-- Work request --
Should any entry look odd, write it out exactly anyway, along with all the rest.

Information shown: Begin

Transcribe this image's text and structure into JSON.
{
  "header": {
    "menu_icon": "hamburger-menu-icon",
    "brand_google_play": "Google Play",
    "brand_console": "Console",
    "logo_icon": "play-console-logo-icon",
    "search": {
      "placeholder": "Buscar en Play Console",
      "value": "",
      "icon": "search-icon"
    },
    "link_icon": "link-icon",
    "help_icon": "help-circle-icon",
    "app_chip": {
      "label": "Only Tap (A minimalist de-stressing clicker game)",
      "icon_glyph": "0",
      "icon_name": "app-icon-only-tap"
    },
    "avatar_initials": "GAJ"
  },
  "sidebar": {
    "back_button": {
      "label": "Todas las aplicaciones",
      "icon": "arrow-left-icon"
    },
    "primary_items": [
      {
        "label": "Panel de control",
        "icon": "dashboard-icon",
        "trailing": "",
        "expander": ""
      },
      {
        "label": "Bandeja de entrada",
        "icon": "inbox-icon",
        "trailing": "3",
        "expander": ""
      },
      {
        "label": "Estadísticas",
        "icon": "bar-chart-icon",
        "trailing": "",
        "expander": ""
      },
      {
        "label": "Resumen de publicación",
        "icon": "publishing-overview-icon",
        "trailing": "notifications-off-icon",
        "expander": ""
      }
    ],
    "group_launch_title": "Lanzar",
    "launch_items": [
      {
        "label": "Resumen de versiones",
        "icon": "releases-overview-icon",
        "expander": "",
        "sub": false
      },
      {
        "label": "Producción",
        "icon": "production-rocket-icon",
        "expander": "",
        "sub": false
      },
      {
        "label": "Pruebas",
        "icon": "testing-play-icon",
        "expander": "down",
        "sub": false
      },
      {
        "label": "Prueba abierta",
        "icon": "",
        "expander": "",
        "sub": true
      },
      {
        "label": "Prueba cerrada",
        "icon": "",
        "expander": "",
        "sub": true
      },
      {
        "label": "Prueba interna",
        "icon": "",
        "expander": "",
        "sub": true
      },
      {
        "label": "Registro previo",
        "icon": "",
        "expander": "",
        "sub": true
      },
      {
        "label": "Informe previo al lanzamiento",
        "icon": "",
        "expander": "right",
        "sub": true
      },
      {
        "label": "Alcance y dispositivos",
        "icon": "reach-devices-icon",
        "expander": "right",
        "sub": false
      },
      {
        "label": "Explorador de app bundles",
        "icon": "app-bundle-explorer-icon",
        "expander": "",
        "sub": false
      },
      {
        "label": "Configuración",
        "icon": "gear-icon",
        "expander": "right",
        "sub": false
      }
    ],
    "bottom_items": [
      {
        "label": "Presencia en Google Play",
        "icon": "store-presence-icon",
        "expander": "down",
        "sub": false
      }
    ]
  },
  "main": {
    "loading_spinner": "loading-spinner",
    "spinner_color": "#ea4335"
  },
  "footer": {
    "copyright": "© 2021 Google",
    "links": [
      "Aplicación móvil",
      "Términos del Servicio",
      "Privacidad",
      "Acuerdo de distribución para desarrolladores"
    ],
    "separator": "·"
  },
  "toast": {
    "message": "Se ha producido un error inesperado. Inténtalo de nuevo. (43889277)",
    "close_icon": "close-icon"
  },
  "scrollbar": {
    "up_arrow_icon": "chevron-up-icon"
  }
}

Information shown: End

-- Reply --
Transcribe this image's text and structure into JSON.
{
  "header": {
    "menu_icon": "hamburger-menu-icon",
    "brand_google_play": "Google Play",
    "brand_console": "Console",
    "logo_icon": "play-console-logo-icon",
    "search": {
      "placeholder": "Buscar en Play Console",
      "value": "",
      "icon": "search-icon"
    },
    "link_icon": "link-icon",
    "help_icon": "help-circle-icon",
    "app_chip": {
      "label": "Only Tap (A minimalist de-stressing clicker game)",
      "icon_glyph": "0",
      "icon_name": "app-icon-only-tap"
    },
    "avatar_initials": "GAJ"
  },
  "sidebar": {
    "back_button": {
      "label": "Todas las aplicaciones",
      "icon": "arrow-left-icon"
    },
    "primary_items": [
      {
        "label": "Panel de control",
        "icon": "dashboard-icon",
        "trailing": "",
        "expander": ""
      },
      {
        "label": "Bandeja de entrada",
        "icon": "inbox-icon",
        "trailing": "3",
        "expander": ""
      },
      {
        "label": "Estadísticas",
        "icon": "bar-chart-icon",
        "trailing": "",
        "expander": ""
      },
      {
        "label": "Resumen de publicación",
        "icon": "publishing-overview-icon",
        "trailing": "notifications-off-icon",
        "expander": ""
      }
    ],
    "group_launch_title": "Lanzar",
    "launch_items": [
      {
        "label": "Resumen de versiones",
        "icon": "releases-overview-icon",
        "expander": "",
        "sub": false
      },
      {
        "label": "Producción",
        "icon": "production-rocket-icon",
        "expander": "",
        "sub": false
      },
      {
        "label": "Pruebas",
        "icon": "testing-play-icon",
        "expander": "down",
        "sub": false
      },
      {
        "label": "Prueba abierta",
        "icon": "",
        "expander": "",
        "sub": true
      },
      {
        "label": "Prueba cerrada",
        "icon": "",
        "expander": "",
        "sub": true
      },
      {
        "label": "Prueba interna",
        "icon": "",
        "expander": "",
        "sub": true
      },
      {
        "label": "Registro previo",
        "icon": "",
        "expander": "",
        "sub": true
      },
      {
        "label": "Informe previo al lanzamiento",
        "icon": "",
        "expander": "right",
        "sub": true
      },
      {
        "label": "Alcance y dispositivos",
        "icon": "reach-devices-icon",
        "expander": "right",
        "sub": false
      },
      {
        "label": "Explorador de app bundles",
        "icon": "app-bundle-explorer-icon",
        "expander": "",
        "sub": false
      },
      {
        "label": "Configuración",
        "icon": "gear-icon",
        "expander": "right",
        "sub": false
      }
    ],
    "bottom_items": [
      {
        "label": "Presencia en Google Play",
        "icon": "store-presence-icon",
        "expander": "down",
        "sub": false
      }
    ]
  },
  "main": {
    "loading_spinner": "loading-spinner",
    "spinner_color": "#ea4335"
  },
  "footer": {
    "copyright": "© 2021 Google",
    "links": [
      "Aplicación móvil",
      "Términos del Servicio",
      "Privacidad",
      "Acuerdo de distribución para desarrolladores"
    ],
    "separator": "·"
  },
  "toast": {
    "message": "Se ha producido un error inesperado. Inténtalo de nuevo. (43889277)",
    "close_icon": "close-icon"
  },
  "scrollbar": {
    "up_arrow_icon": "chevron-up-icon"
  }
}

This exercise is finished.